Should a line below contain the word "subtitle", report it.

Excerpts from a dataset:
+===+
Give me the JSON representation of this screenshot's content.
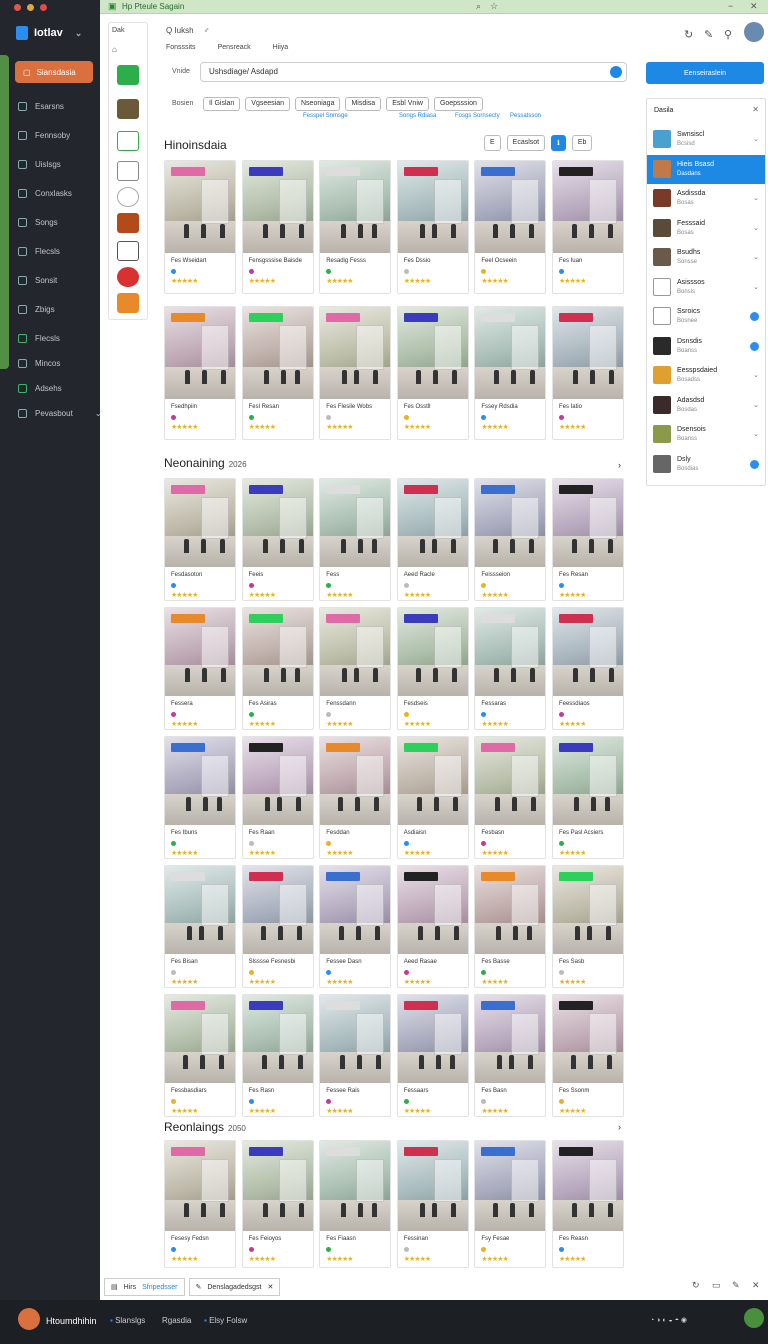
{
  "window": {
    "title": "Hp Pteule Sagain"
  },
  "brand": {
    "name": "Iotlav"
  },
  "sidebar": {
    "active": "Siansdasia",
    "items": [
      "Esarsns",
      "Fennsoby",
      "Uislsgs",
      "Conxlasks",
      "Songs",
      "Flecsls",
      "Sonsit",
      "Zbigs",
      "Flecsls",
      "Mincos",
      "Adsehs",
      "Pevasbout"
    ]
  },
  "toolbar": {
    "label": "Dak"
  },
  "header": {
    "tools": [
      "Q Iuksh",
      "♂"
    ],
    "nav": [
      "Fonsssits",
      "Pensreack",
      "Hiiya"
    ],
    "view_label": "Vnide",
    "section_label": "Bosien",
    "search_value": "Ushsdiage/ Asdapd",
    "primary_button": "Eenseiraslein"
  },
  "filters": [
    {
      "label": "Il Gislan"
    },
    {
      "label": "Vgseesian"
    },
    {
      "label": "Nseoniaga"
    },
    {
      "label": "Misdisa"
    },
    {
      "label": "Esbl Vniw"
    },
    {
      "label": "Goepsssion"
    }
  ],
  "filter_subs": [
    "Fesspel Snmsge",
    "Songs Rdiasa",
    "Fosgs Sornsecty",
    "Pessatsson"
  ],
  "sections": [
    {
      "title": "Hinoinsdaia",
      "subtitle": ""
    },
    {
      "title": "Neonaining",
      "subtitle": "2026"
    },
    {
      "title": "Reonlaings",
      "subtitle": "2050"
    }
  ],
  "view_tools": [
    "E",
    "Ecaslsot",
    "ℹ",
    "Eb"
  ],
  "grid1": [
    [
      "Fes Wseidart",
      "Fensgsssise Baisde",
      "Resadig Fesss",
      "Fes Dssio",
      "Feel Ocseein",
      "Fes Iuan"
    ],
    [
      "Fsedhpiin",
      "Fesl Resan",
      "Fes Flesile Wobs",
      "Fes Osstll",
      "Fssey Rdsdia",
      "Fes Iatio"
    ]
  ],
  "grid2": [
    [
      "Fesdasoton",
      "Feeis",
      "Fess",
      "Aeed Racle",
      "Feissseion",
      "Fes Resan"
    ],
    [
      "Fessera",
      "Fes Asiras",
      "Fenssdann",
      "Fesdseis",
      "Fessaras",
      "Feessdiaos"
    ],
    [
      "Fes Ibuns",
      "Fes Raan",
      "Fesddan",
      "Asdiaisn",
      "Fesbasn",
      "Fes Pasl Acsiers"
    ],
    [
      "Fes Bisan",
      "Slsssse Fesnesbi",
      "Fessee Dasn",
      "Aeed Rasae",
      "Fes Basse",
      "Fes Sasb"
    ],
    [
      "Fessbasdiars",
      "Fes Rasn",
      "Fessee Rais",
      "Fessaars",
      "Fes Basn",
      "Fes Ssonm"
    ]
  ],
  "grid3": [
    [
      "Fesesy Fedsn",
      "Fes Feioyos",
      "Fes Fiaasn",
      "Fessinan",
      "Fsy Fesae",
      "Fes Reasn"
    ]
  ],
  "right_panel": {
    "title": "Dasila",
    "rows": [
      {
        "name": "Swnsiscl",
        "sub": "Bcsisd"
      },
      {
        "name": "Hieis Bsasd",
        "sub": "Dasdans"
      },
      {
        "name": "Asdissda",
        "sub": "Bosas"
      },
      {
        "name": "Fesssaid",
        "sub": "Bosas"
      },
      {
        "name": "Bsudhs",
        "sub": "Sonsse"
      },
      {
        "name": "Asisssos",
        "sub": "Bonsis"
      },
      {
        "name": "Ssroics",
        "sub": "Bosnee"
      },
      {
        "name": "Dsnsdis",
        "sub": "Boanss"
      },
      {
        "name": "Eesspsdaied",
        "sub": "Bosadss"
      },
      {
        "name": "Adasdsd",
        "sub": "Bosdas"
      },
      {
        "name": "Dsensois",
        "sub": "Boanss"
      },
      {
        "name": "Dsly",
        "sub": "Bosdias"
      }
    ]
  },
  "bottom_tabs": [
    {
      "label": "Hirs",
      "accent": "Sfnpedsser"
    },
    {
      "label": "Denslagadedsgst",
      "accent": ""
    }
  ],
  "taskbar": {
    "name": "Htoumdhihin",
    "apps": [
      "Slanslgs",
      "Rgasdia",
      "Elsy Folsw"
    ]
  },
  "colors": {
    "accent": "#1e88e5",
    "active_side": "#d9703e",
    "star": "#e6b422"
  }
}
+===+
▶ _ANSWER FOR THIS EXERCISE_
      "subtitle": ""
      "subtitle": "2026"
      "subtitle": "2050"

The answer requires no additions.